Form Versus Formalism
“Thus says the LORD of hosts, the God of Israel: Amend your ways and your deeds, and I will let you dwell in this place. Do not trust in these deceptive words: ‘This is the temple of the LORD, the temple of the LORD, the temple of the LORD’” (vv. 3–4).- Jeremiah 7:1–29
Worship has always been a contentious subject for the church. Disagreements over worship sparked the Reformation, and they perpetuate church division today. Even in recent years, worship has been a point of contention among believers in the same denomination. Debates between those who advocate a “traditional” worship style and those who advocate “contemporary” worship continue and are unlikely to end soon.
If we were to listen in on these debates or to people describing the different styles of worship that churches practice, we may hear more traditional churches described as having a liturgical style of worship. In most cases, people who speak about a liturgical style of worship are referring, in reality, to a formal order of service with many set elements and a certain fixed nature to what is done in corporate worship. What such individuals may not be aware of is that there is really no such thing as a nonliturgical style of worship. The word liturgy simply means “order of service,” and every worship service has an order that is followed regardless of whether it is outlined in the church bulletin or prayer book.

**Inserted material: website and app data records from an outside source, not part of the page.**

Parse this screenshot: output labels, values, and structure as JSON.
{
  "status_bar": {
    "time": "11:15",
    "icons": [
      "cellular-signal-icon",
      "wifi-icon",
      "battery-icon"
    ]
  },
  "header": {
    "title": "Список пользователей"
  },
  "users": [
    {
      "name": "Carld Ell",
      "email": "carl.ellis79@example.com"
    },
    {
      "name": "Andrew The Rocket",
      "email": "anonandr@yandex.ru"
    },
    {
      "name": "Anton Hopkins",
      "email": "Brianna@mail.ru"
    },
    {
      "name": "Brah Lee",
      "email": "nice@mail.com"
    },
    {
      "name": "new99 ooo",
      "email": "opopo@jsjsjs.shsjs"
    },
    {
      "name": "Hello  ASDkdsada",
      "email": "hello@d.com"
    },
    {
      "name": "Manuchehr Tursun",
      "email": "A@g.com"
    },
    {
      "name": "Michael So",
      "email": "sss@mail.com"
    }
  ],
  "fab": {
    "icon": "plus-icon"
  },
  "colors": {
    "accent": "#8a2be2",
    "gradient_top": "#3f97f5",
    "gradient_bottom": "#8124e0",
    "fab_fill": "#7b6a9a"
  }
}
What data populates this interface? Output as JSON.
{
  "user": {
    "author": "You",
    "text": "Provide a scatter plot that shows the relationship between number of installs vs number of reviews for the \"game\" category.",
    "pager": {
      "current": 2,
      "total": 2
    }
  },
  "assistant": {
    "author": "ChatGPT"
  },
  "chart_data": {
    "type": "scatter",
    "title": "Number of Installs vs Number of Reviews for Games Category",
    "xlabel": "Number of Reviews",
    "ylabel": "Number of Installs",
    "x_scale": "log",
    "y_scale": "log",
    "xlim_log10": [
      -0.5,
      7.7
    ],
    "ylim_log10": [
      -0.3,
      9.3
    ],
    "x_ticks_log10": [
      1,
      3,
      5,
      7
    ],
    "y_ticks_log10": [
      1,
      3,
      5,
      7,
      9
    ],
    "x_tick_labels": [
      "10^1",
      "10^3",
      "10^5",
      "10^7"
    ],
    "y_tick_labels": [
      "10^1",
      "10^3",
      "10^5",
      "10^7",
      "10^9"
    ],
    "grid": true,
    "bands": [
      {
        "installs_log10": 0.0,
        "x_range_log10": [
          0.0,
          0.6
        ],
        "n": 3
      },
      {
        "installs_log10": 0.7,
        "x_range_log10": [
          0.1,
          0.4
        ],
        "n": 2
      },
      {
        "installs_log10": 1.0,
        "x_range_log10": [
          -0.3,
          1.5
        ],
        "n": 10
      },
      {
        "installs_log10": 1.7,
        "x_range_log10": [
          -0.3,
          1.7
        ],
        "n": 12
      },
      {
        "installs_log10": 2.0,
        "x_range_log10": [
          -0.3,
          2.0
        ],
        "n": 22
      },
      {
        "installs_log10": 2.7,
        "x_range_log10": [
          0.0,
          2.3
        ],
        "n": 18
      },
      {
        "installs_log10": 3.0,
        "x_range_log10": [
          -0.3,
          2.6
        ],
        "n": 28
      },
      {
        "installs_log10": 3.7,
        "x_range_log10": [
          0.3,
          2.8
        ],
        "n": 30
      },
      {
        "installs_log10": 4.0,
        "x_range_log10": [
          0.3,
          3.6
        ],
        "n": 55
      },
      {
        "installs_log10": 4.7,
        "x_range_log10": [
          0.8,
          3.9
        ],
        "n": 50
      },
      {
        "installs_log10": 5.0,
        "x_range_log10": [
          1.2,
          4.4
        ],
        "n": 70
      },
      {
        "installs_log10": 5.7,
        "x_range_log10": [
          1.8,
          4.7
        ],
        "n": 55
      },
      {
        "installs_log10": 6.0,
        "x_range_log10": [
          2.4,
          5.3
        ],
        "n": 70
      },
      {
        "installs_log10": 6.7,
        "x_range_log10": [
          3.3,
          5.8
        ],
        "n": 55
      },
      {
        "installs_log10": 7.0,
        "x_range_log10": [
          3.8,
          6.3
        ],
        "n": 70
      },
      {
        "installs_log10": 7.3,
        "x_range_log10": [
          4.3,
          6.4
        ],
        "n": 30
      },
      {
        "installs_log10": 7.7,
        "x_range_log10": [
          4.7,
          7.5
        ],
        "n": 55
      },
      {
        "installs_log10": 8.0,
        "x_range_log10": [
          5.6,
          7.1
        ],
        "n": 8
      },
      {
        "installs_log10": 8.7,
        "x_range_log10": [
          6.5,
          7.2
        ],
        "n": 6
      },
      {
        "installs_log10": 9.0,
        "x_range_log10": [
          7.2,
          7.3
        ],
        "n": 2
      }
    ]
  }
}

In any case, when we are thinking about worship, we must not confuse formal worship with formalism. A church can have authentic worship that is quite formal and structured, but a church that engages in formalism has only the outward aspects of worship and not the engagement of the people’s hearts and minds in true praise of God. Formalism is the lack of engagement of heart and mind that we described a few days ago. This is the worship that consists merely of “going through the motions,” and to be fair, it is not a problem only for churches that worship according to a more traditional pattern. A church may have a liturgy that, looking in from the outside, seems quite informal but in which people nevertheless simply go through the motions, passing the time until they can leave and get home.
As we see in today’s passage, formalism has been a perennial problem for God’s people. In Jeremiah’s day, the nation of Judah as a whole trusted in the outward forms of religion such as the temple, believing that the mere presence of these things would guarantee God’s favor. They treated holy things as mere talismans or good luck charms (Jer. 7:1–4). But their hearts were not really engaged in worship, as seen in their mistreatment of those whom the Lord said they had to protect (vv. 5–7). Formalism is a problem of the heart, and only a change of heart can turn those who engage in rote worship into true worshipers of God.
Church leaders cannot change our hearts, but they can help us avoid formalism by explaining what we do in worship and why. When we do not know the reasons and meaning for the different elements in the liturgy, we will easily disengage from it and think on other things.As church leaders explain elements of worship and encourage others to do the same, we are encouraged to be more aware of what we are doing and to put our hearts and souls into our praise of the Lord.
Passages for Further Study
1 Kings 15:9–24